The Special Olympics’ regional powerlifting invitational was held recently at Seattle’s Washington Athletic Club. The state powerlifting competition is at Joint Base Lewis-McChord in Pierce County on June 3 and 4 and is a qualifier for next summer’s Special Olympics USA Games in Seattle.
“These are the guys who didn’t get picked,” says Alan Rose, head coach of the Tumwater Valley Power Dragons, referring to pickup games on most playfields when teams are chosen.
That may be because of their intellectual disabilities. But in the Special Olympics, these athletes, young and old, have found a place to compete, succeed, gain social skills and feel included, thanks to the organization begun in 1968 by Eunice Kennedy Shriver, sister of President John F. Kennedy.

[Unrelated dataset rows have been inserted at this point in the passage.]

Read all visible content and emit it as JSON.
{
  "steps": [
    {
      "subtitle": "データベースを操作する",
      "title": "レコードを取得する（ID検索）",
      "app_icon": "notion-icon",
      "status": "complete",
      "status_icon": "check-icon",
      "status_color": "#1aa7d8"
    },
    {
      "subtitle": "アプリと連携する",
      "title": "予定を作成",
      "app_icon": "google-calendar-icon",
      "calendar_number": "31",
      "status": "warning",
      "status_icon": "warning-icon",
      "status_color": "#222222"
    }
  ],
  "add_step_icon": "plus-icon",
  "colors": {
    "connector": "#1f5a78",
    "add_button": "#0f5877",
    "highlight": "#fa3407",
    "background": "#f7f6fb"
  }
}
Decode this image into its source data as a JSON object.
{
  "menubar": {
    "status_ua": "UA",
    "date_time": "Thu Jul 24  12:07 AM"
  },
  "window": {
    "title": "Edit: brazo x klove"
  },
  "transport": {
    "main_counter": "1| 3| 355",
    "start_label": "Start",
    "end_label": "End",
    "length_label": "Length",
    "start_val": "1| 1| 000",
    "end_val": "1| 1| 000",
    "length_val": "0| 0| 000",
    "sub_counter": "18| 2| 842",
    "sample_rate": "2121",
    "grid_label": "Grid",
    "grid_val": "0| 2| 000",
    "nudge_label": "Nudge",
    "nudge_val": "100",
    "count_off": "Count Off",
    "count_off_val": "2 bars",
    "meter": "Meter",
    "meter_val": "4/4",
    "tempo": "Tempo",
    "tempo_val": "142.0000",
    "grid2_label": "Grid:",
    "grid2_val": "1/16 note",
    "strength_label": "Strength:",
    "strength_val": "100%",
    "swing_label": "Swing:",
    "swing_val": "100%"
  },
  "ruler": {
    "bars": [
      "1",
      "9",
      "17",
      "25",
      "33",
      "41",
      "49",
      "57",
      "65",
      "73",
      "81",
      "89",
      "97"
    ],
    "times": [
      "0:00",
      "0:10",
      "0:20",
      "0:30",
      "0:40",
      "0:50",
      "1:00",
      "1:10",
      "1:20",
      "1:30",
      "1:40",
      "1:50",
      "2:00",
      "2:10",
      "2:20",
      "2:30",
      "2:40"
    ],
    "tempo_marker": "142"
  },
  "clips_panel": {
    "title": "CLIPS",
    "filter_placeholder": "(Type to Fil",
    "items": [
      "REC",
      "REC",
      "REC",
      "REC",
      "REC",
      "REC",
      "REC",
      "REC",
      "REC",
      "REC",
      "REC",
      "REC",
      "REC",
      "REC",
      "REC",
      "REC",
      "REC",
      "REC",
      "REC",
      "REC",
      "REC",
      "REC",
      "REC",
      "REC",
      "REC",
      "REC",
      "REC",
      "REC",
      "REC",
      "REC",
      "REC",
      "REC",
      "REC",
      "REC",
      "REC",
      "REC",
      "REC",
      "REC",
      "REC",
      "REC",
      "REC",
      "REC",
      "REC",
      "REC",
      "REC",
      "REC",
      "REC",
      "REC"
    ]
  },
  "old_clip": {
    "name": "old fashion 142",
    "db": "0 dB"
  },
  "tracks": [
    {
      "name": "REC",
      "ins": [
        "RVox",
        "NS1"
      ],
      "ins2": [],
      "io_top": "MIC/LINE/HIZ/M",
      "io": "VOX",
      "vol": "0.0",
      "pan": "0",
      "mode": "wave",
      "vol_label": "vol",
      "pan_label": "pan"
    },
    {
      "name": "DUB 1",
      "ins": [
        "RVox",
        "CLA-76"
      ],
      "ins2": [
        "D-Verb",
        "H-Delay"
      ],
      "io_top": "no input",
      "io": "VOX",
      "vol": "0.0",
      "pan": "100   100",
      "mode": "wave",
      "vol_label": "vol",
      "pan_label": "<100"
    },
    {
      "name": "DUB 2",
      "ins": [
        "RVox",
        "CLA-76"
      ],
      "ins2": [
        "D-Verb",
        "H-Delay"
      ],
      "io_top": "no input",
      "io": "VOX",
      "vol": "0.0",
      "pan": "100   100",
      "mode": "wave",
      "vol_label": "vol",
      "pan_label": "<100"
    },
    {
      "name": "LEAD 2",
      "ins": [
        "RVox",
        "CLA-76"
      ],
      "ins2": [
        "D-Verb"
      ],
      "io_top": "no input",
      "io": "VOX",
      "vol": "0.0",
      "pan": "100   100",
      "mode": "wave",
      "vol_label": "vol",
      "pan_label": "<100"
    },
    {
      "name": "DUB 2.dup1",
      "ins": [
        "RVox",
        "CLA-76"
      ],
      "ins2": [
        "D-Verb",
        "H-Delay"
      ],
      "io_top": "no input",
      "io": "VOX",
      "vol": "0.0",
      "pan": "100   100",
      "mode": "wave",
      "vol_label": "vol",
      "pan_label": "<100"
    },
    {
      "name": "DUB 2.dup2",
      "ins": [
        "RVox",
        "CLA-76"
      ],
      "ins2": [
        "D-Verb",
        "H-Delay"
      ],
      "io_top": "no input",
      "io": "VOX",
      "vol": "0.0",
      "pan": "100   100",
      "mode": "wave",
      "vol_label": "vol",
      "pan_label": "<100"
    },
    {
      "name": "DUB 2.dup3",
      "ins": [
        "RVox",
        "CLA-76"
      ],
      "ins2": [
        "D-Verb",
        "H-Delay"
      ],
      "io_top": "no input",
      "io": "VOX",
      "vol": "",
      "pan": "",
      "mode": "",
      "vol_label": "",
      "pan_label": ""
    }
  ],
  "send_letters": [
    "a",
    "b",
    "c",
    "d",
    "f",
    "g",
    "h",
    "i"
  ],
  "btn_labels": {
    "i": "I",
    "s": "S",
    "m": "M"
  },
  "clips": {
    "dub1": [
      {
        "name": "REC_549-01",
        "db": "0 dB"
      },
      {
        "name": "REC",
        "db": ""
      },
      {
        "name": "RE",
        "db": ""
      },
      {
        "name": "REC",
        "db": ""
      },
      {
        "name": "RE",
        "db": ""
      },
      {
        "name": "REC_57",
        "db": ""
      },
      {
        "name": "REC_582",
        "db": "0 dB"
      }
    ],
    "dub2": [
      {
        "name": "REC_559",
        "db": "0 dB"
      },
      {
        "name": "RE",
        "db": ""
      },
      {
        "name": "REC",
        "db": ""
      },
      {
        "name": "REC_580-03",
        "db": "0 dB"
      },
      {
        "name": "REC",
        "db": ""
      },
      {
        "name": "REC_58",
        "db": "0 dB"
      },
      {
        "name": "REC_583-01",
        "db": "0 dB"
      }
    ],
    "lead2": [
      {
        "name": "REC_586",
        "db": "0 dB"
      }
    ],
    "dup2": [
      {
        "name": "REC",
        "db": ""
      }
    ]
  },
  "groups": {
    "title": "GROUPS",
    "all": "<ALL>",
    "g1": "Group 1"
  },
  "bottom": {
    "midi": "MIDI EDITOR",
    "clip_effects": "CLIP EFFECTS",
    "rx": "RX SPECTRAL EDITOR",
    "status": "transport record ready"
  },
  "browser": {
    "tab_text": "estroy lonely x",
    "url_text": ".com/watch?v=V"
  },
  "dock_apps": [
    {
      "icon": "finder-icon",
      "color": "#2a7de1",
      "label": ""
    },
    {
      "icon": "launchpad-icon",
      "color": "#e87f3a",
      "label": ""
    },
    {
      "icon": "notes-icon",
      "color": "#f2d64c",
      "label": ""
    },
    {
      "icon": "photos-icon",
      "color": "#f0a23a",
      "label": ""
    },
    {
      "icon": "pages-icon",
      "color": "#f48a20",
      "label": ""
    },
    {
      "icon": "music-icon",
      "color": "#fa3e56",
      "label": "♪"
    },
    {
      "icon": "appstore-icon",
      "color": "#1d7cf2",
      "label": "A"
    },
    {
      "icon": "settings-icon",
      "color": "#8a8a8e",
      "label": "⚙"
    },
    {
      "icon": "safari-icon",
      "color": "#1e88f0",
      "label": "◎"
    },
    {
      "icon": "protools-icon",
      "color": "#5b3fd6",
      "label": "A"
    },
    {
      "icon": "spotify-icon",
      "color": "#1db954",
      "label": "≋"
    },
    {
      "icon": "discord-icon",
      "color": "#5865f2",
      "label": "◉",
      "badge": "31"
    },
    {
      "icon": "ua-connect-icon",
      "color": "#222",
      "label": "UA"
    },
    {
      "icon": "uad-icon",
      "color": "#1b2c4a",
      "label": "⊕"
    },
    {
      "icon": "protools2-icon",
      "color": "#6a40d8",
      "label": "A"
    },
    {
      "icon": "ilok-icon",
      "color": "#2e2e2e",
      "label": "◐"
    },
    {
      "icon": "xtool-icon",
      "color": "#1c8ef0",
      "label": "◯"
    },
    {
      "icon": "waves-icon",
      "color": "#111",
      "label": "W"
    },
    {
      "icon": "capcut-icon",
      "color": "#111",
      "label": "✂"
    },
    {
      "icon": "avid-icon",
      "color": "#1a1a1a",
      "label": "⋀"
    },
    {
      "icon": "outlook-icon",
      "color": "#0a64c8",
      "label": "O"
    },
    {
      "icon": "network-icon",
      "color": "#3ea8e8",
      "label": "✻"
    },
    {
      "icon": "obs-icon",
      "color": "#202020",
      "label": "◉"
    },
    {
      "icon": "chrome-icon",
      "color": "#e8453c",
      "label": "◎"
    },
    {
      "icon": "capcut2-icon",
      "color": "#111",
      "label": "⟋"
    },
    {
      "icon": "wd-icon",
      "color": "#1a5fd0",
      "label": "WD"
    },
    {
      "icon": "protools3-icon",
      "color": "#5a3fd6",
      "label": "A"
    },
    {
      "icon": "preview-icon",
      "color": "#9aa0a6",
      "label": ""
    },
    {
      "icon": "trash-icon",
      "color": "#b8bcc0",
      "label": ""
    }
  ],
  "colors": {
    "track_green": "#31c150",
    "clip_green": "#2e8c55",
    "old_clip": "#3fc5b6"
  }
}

At the Washington state regional powerlifting invitational for the organization, more than four dozen athletes are warming up for the state competition. They use a gym in Seattle’s Washington Athletic Club.
Morgan Kenske stands 4 feet 9 and weighs 110 pounds. She has Down syndrome and wants to be a bodybuilder.
She has a towel draped over her head like a boxer in a corner before taking on an opponent.
Her coach, Hannah Thayer, of the Federal Way Thunder Lifters, whispers to her.
“I wished her luck. She’s strong. I tell her to breathe.”
Kenske approaches the bar, which alone weighs 45 pounds, placing her hands on it just right.
She spreads her feet, tilts back a bit, steps back, bends her knees to the squat position and powers up a total of 85 pounds, locking her legs.
Kenske has lifted more than her weight, and about the squat says, “They’re easy.”
Her father, Gary Kenske, says, “She does it to stay fit. Morgan has dedication.”
On the Tumwater Valley team, it’s hard to miss Sam Greatwood when he’s competing.
With a room-filling bellow, he attacks the weights.
“It’s my second effort,” he says of his scream, which helps him power the weight back up.
And it’s a big…